Dataset rows for apps and sites:
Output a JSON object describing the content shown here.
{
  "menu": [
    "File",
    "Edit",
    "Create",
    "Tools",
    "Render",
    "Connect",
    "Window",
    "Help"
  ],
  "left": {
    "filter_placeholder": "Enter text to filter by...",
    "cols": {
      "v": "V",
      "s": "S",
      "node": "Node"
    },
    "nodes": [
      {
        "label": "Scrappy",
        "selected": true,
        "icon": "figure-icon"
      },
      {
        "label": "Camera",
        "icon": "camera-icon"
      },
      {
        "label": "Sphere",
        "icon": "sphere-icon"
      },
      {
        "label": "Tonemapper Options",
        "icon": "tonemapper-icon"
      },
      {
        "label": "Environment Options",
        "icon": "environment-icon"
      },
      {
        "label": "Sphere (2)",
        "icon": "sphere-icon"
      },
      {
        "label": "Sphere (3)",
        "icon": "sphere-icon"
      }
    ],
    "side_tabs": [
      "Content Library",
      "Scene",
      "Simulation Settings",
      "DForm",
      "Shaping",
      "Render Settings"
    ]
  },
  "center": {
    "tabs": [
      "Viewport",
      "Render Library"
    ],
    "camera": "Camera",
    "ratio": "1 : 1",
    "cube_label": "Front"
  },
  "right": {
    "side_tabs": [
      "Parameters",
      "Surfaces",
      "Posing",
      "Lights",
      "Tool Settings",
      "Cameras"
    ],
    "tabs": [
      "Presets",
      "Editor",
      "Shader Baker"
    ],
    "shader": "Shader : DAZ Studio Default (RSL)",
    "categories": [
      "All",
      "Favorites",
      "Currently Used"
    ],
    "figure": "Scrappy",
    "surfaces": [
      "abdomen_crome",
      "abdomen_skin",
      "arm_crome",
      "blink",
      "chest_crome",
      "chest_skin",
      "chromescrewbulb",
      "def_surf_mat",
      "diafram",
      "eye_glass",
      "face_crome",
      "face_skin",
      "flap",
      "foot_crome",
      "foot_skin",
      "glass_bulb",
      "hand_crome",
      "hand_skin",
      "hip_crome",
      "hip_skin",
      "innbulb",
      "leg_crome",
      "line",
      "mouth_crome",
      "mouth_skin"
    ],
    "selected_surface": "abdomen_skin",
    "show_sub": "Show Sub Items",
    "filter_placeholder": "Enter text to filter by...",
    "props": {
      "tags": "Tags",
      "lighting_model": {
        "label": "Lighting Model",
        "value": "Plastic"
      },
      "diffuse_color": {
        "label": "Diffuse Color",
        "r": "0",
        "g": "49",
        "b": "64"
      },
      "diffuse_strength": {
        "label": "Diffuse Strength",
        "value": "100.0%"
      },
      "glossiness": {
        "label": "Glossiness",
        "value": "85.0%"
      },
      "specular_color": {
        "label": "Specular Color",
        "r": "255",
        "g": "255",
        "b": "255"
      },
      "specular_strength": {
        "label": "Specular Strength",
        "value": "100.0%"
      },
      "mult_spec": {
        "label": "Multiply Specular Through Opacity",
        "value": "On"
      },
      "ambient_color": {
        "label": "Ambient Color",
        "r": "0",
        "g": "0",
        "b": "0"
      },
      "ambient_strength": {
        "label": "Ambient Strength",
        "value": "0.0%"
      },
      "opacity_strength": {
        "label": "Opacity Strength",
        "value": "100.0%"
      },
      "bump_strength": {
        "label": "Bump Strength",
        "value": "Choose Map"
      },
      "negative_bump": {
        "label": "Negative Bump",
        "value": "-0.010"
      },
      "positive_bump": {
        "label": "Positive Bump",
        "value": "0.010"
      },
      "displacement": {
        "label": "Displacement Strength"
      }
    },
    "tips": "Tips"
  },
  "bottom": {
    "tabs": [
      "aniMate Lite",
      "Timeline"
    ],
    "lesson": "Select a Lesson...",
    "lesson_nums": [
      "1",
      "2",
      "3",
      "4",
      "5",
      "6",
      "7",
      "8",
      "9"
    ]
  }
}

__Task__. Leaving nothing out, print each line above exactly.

__Answer box__.
Output a JSON object describing the content shown here.
{
  "menu": [
    "File",
    "Edit",
    "Create",
    "Tools",
    "Render",
    "Connect",
    "Window",
    "Help"
  ],
  "left": {
    "filter_placeholder": "Enter text to filter by...",
    "cols": {
      "v": "V",
      "s": "S",
      "node": "Node"
    },
    "nodes": [
      {
        "label": "Scrappy",
        "selected": true,
        "icon": "figure-icon"
      },
      {
        "label": "Camera",
        "icon": "camera-icon"
      },
      {
        "label": "Sphere",
        "icon": "sphere-icon"
      },
      {
        "label": "Tonemapper Options",
        "icon": "tonemapper-icon"
      },
      {
        "label": "Environment Options",
        "icon": "environment-icon"
      },
      {
        "label": "Sphere (2)",
        "icon": "sphere-icon"
      },
      {
        "label": "Sphere (3)",
        "icon": "sphere-icon"
      }
    ],
    "side_tabs": [
      "Content Library",
      "Scene",
      "Simulation Settings",
      "DForm",
      "Shaping",
      "Render Settings"
    ]
  },
  "center": {
    "tabs": [
      "Viewport",
      "Render Library"
    ],
    "camera": "Camera",
    "ratio": "1 : 1",
    "cube_label": "Front"
  },
  "right": {
    "side_tabs": [
      "Parameters",
      "Surfaces",
      "Posing",
      "Lights",
      "Tool Settings",
      "Cameras"
    ],
    "tabs": [
      "Presets",
      "Editor",
      "Shader Baker"
    ],
    "shader": "Shader : DAZ Studio Default (RSL)",
    "categories": [
      "All",
      "Favorites",
      "Currently Used"
    ],
    "figure": "Scrappy",
    "surfaces": [
      "abdomen_crome",
      "abdomen_skin",
      "arm_crome",
      "blink",
      "chest_crome",
      "chest_skin",
      "chromescrewbulb",
      "def_surf_mat",
      "diafram",
      "eye_glass",
      "face_crome",
      "face_skin",
      "flap",
      "foot_crome",
      "foot_skin",
      "glass_bulb",
      "hand_crome",
      "hand_skin",
      "hip_crome",
      "hip_skin",
      "innbulb",
      "leg_crome",
      "line",
      "mouth_crome",
      "mouth_skin"
    ],
    "selected_surface": "abdomen_skin",
    "show_sub": "Show Sub Items",
    "filter_placeholder": "Enter text to filter by...",
    "props": {
      "tags": "Tags",
      "lighting_model": {
        "label": "Lighting Model",
        "value": "Plastic"
      },
      "diffuse_color": {
        "label": "Diffuse Color",
        "r": "0",
        "g": "49",
        "b": "64"
      },
      "diffuse_strength": {
        "label": "Diffuse Strength",
        "value": "100.0%"
      },
      "glossiness": {
        "label": "Glossiness",
        "value": "85.0%"
      },
      "specular_color": {
        "label": "Specular Color",
        "r": "255",
        "g": "255",
        "b": "255"
      },
      "specular_strength": {
        "label": "Specular Strength",
        "value": "100.0%"
      },
      "mult_spec": {
        "label": "Multiply Specular Through Opacity",
        "value": "On"
      },
      "ambient_color": {
        "label": "Ambient Color",
        "r": "0",
        "g": "0",
        "b": "0"
      },
      "ambient_strength": {
        "label": "Ambient Strength",
        "value": "0.0%"
      },
      "opacity_strength": {
        "label": "Opacity Strength",
        "value": "100.0%"
      },
      "bump_strength": {
        "label": "Bump Strength",
        "value": "Choose Map"
      },
      "negative_bump": {
        "label": "Negative Bump",
        "value": "-0.010"
      },
      "positive_bump": {
        "label": "Positive Bump",
        "value": "0.010"
      },
      "displacement": {
        "label": "Displacement Strength"
      }
    },
    "tips": "Tips"
  },
  "bottom": {
    "tabs": [
      "aniMate Lite",
      "Timeline"
    ],
    "lesson": "Select a Lesson...",
    "lesson_nums": [
      "1",
      "2",
      "3",
      "4",
      "5",
      "6",
      "7",
      "8",
      "9"
    ]
  }
}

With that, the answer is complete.